Get moving

Dear Miss Snark

I was recently at a conference and was lucky enough to have an editor invite me to send her the first three chapters of my novel. I'm still revising, so I haven't began my agent search yet, but suppose I do send it to this editor who passes. Then I get an agent. Do I need to inform my agent that it was already submitted to one house? Would it be best to get an agent first ( thinking positively , of course) and then informing them that this one editor has requested to see it?



yes
no
yes

Send the pages the editor requested. If s/he says no, you'll mention that when you secure an agent (NOT in your query letter).

Don't dawdle around looking for an agent when an editor has asked for pages. It's a whole lot easier to find an agent when an editor has made you an offer. (It's not a slam dunk I know, I said 'easier' not 'guaranteed').

5 comments:

Anonymous said...

"Do I need to inform my agent that it was already submitted to one house?"

Say this editor passes, does the ms get sent to another one at the same house? Is that done, or is that publisher totally off limits?

Zany Mom said...

So what does a naive Snarkling do when the current version of her manuscript is sitting in some slush pile of Major Publishing House courtesy of a friend who is friends with one of the biggies at said publishing house, but not in your genre. And it's been over 9 months.

Should Snarkling assume that said manuscript is buried and dead (and now is in line for a complete overhaul, anyhow) and start querying anew (well, after the rewrite)? Does one need to mention the current fate of this particular ms?

ChapterKat said...

I hope I didn't shoot myself in the font, but I am in a similar situation. In my case, an agent requested a full of an ms an editor has had a partial of for a few months now. The editor recently let me know the story wasn't right for their list. I felt like it would be best to be honest with this agent since I'd already told her the editor had the partial, so I notified the agent and let her know of the rejection. (No reply yet though.) Surely honesty would be the best policy here. It seems only fair to tell her (the agent) after all.

I guess if I'm going to be a nitwit, at least I can say I'm an honest one. :-)

writtenwyrdd said...

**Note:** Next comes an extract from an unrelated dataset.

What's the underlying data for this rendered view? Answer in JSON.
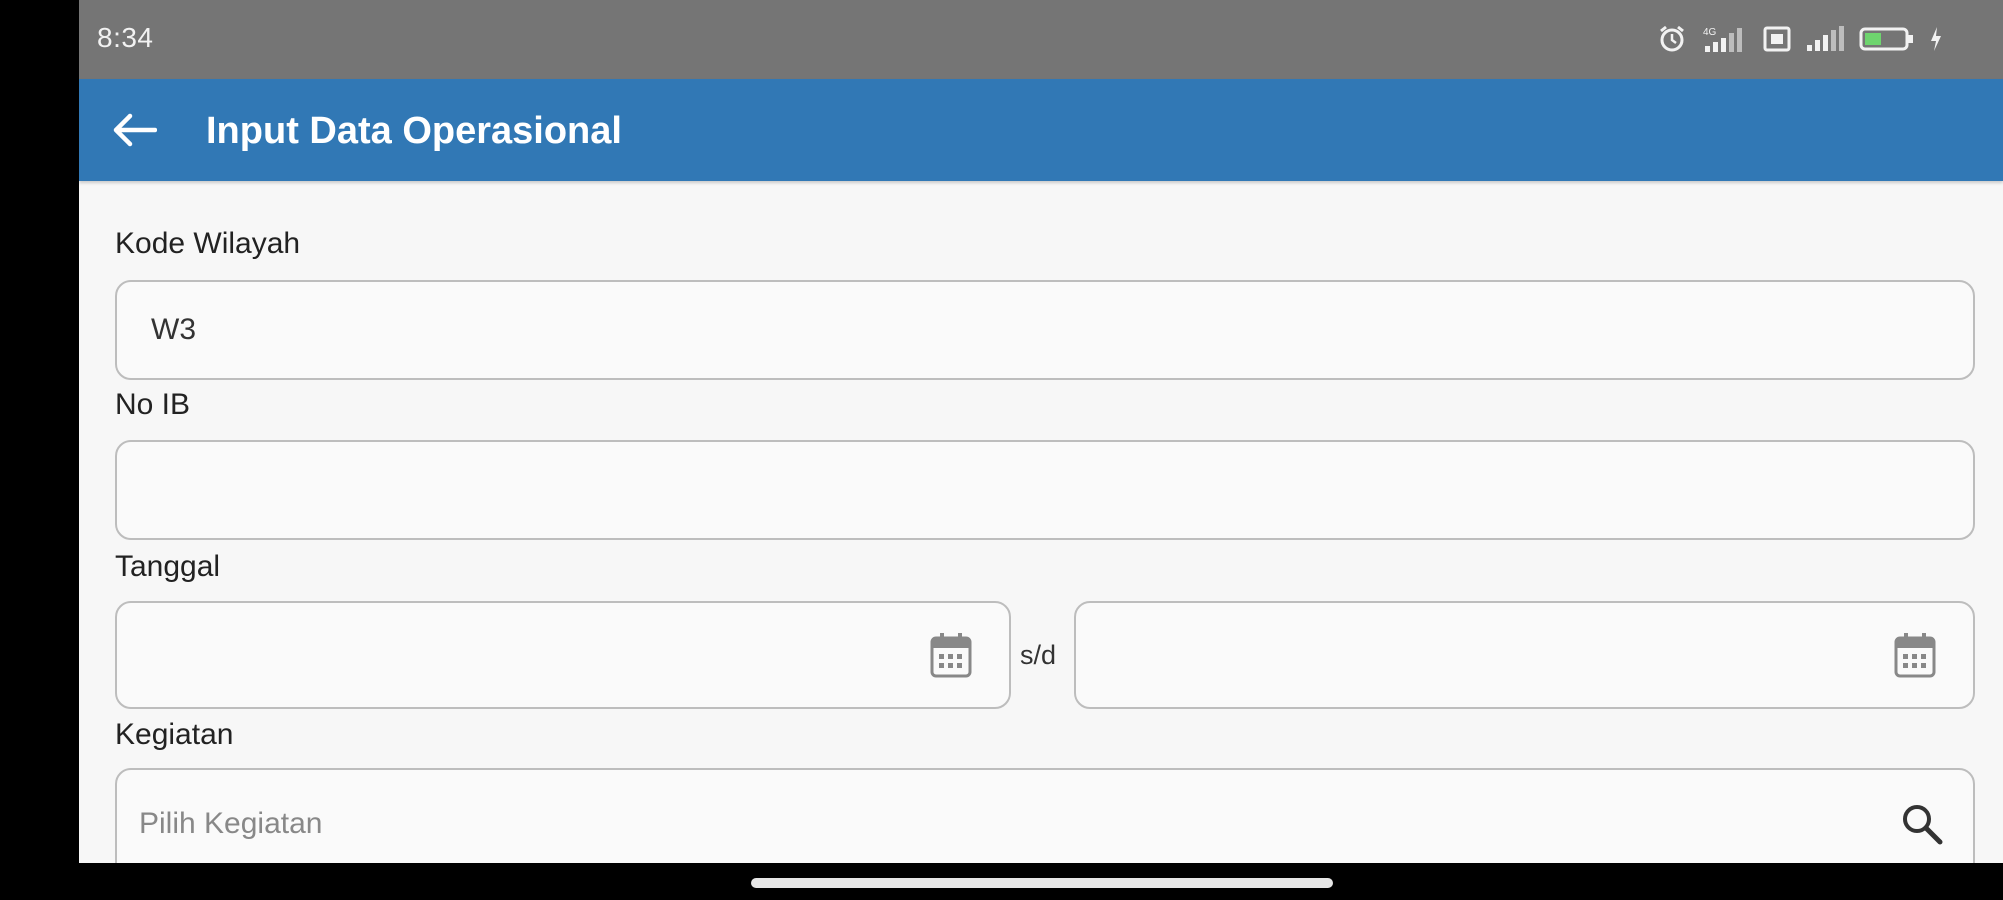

I would say that you tell the agent, and let her/him decide whether to submit again or not. They know these people and the business; you do not. Let them do their jobs. Even more importantly: TRUST THEM to do their jobs. ;)

Terry said...

So, an editor at a conference requested three chapters. In my limited experience, all this means is that your work wasn't so far out of that editor's realm that they'd say no to your face.

My concern here is that having attended my fair share of conferences with agent and editor appointments, the majority seem to be willing to issue the "pity-sub" request. I was in a group appointment (6 of us) with a major player, and she requested fulls from all of us.

I can't know for sure if they're asking for pages because they don't want to see someone cry in front of them, but I've never walked away from an appointment without a request for a partial, and occasionaly a full. I'm glad to get pages in front of these folks, but I don't consider the request as meaningful as the request coming from someone who has had the chance to judge my writing, not take pity on the way I stammer through our six minutes together. It's more like they give these folks the benefit of the doubt since they're sitting right there, where they might have rejected the query immediately had it come across their desk in the traditional fashion. Obviously, avoiding the 'traditional' fashion and getting pages into the hands of an editor is great--but I'm not holding my breath. Same with the agent. She requested the full "so if she liked it, she'd have it all in front of her." She didn't promise to read it right away.

I'm still querying. And I'll still pitch if I go to another conference.